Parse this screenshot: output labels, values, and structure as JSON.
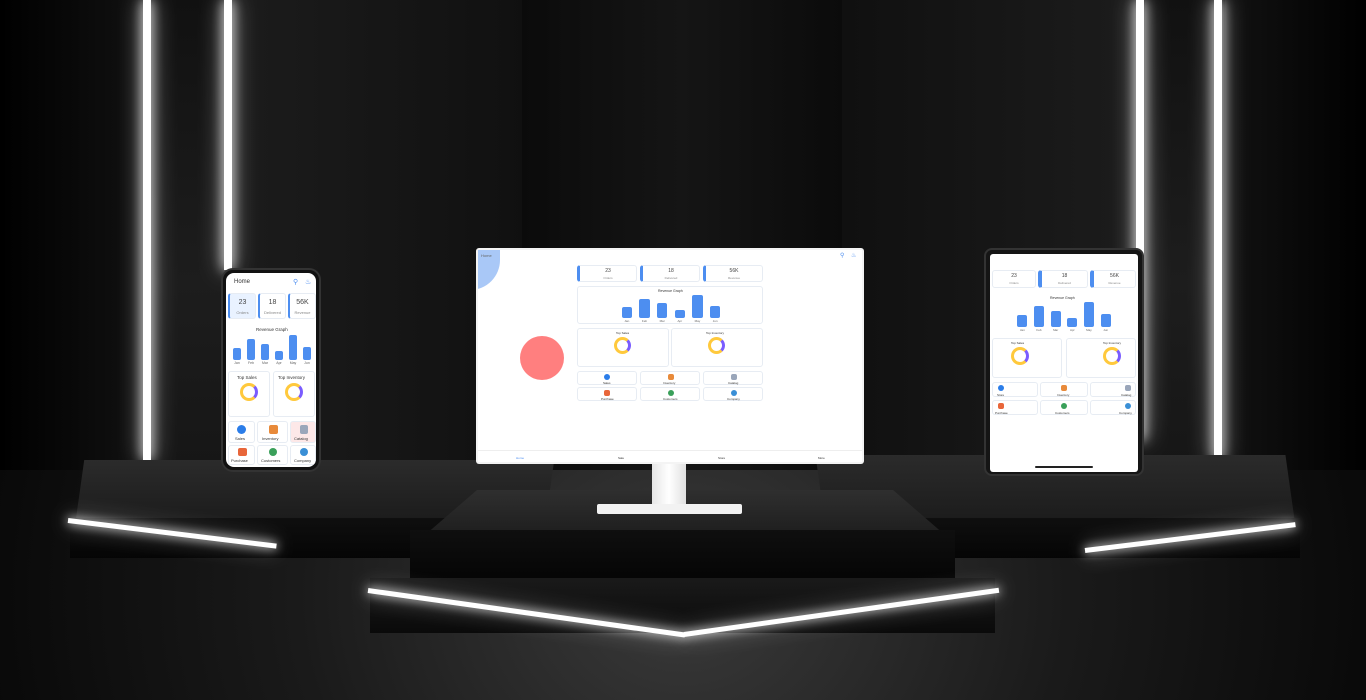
{
  "colors": {
    "accent": "#4d8ef0",
    "donut_a": "#ffc93c",
    "donut_b": "#7a5cff",
    "coral": "#ff7f7f"
  },
  "phone": {
    "title": "Home",
    "stats": [
      {
        "value": "23",
        "label": "Orders"
      },
      {
        "value": "18",
        "label": "Delivered"
      },
      {
        "value": "56K",
        "label": "Revenue"
      }
    ],
    "chart_title": "Revenue Graph",
    "months": [
      "Jan",
      "Feb",
      "Mar",
      "Apr",
      "May",
      "Jun"
    ],
    "top_sales": "Top Sales",
    "top_inventory": "Top Inventory",
    "menu": [
      "Sales",
      "Inventory",
      "Catalog",
      "Purchase",
      "Customers",
      "Company"
    ]
  },
  "monitor": {
    "title": "Home",
    "stats": [
      {
        "value": "23",
        "label": "Orders"
      },
      {
        "value": "18",
        "label": "Delivered"
      },
      {
        "value": "56K",
        "label": "Revenue"
      }
    ],
    "chart_title": "Revenue Graph",
    "months": [
      "Jan",
      "Feb",
      "Mar",
      "Apr",
      "May",
      "Jun"
    ],
    "top_sales": "Top Sales",
    "top_inventory": "Top Inventory",
    "menu": [
      "Sales",
      "Inventory",
      "Catalog",
      "Purchase",
      "Customers",
      "Company"
    ],
    "bottom_nav": [
      "Home",
      "Sale",
      "Store",
      "More"
    ]
  },
  "tablet": {
    "stats": [
      {
        "value": "23",
        "label": "Orders"
      },
      {
        "value": "18",
        "label": "Delivered"
      },
      {
        "value": "56K",
        "label": "Revenue"
      }
    ],
    "chart_title": "Revenue Graph",
    "months": [
      "Jan",
      "Feb",
      "Mar",
      "Apr",
      "May",
      "Jun"
    ],
    "top_sales": "Top Sales",
    "top_inventory": "Top Inventory",
    "menu": [
      "Store",
      "Inventory",
      "Catalog",
      "Purchase",
      "Customers",
      "Company"
    ]
  },
  "chart_data": {
    "type": "bar",
    "categories": [
      "Jan",
      "Feb",
      "Mar",
      "Apr",
      "May",
      "Jun"
    ],
    "values": [
      45,
      80,
      60,
      35,
      95,
      50
    ]
  }
}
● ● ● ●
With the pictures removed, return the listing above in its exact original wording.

Output for this exercise —
Parse this screenshot: output labels, values, and structure as JSON.
{
  "colors": {
    "accent": "#4d8ef0",
    "donut_a": "#ffc93c",
    "donut_b": "#7a5cff",
    "coral": "#ff7f7f"
  },
  "phone": {
    "title": "Home",
    "stats": [
      {
        "value": "23",
        "label": "Orders"
      },
      {
        "value": "18",
        "label": "Delivered"
      },
      {
        "value": "56K",
        "label": "Revenue"
      }
    ],
    "chart_title": "Revenue Graph",
    "months": [
      "Jan",
      "Feb",
      "Mar",
      "Apr",
      "May",
      "Jun"
    ],
    "top_sales": "Top Sales",
    "top_inventory": "Top Inventory",
    "menu": [
      "Sales",
      "Inventory",
      "Catalog",
      "Purchase",
      "Customers",
      "Company"
    ]
  },
  "monitor": {
    "title": "Home",
    "stats": [
      {
        "value": "23",
        "label": "Orders"
      },
      {
        "value": "18",
        "label": "Delivered"
      },
      {
        "value": "56K",
        "label": "Revenue"
      }
    ],
    "chart_title": "Revenue Graph",
    "months": [
      "Jan",
      "Feb",
      "Mar",
      "Apr",
      "May",
      "Jun"
    ],
    "top_sales": "Top Sales",
    "top_inventory": "Top Inventory",
    "menu": [
      "Sales",
      "Inventory",
      "Catalog",
      "Purchase",
      "Customers",
      "Company"
    ],
    "bottom_nav": [
      "Home",
      "Sale",
      "Store",
      "More"
    ]
  },
  "tablet": {
    "stats": [
      {
        "value": "23",
        "label": "Orders"
      },
      {
        "value": "18",
        "label": "Delivered"
      },
      {
        "value": "56K",
        "label": "Revenue"
      }
    ],
    "chart_title": "Revenue Graph",
    "months": [
      "Jan",
      "Feb",
      "Mar",
      "Apr",
      "May",
      "Jun"
    ],
    "top_sales": "Top Sales",
    "top_inventory": "Top Inventory",
    "menu": [
      "Store",
      "Inventory",
      "Catalog",
      "Purchase",
      "Customers",
      "Company"
    ]
  },
  "chart_data": {
    "type": "bar",
    "categories": [
      "Jan",
      "Feb",
      "Mar",
      "Apr",
      "May",
      "Jun"
    ],
    "values": [
      45,
      80,
      60,
      35,
      95,
      50
    ]
  }
}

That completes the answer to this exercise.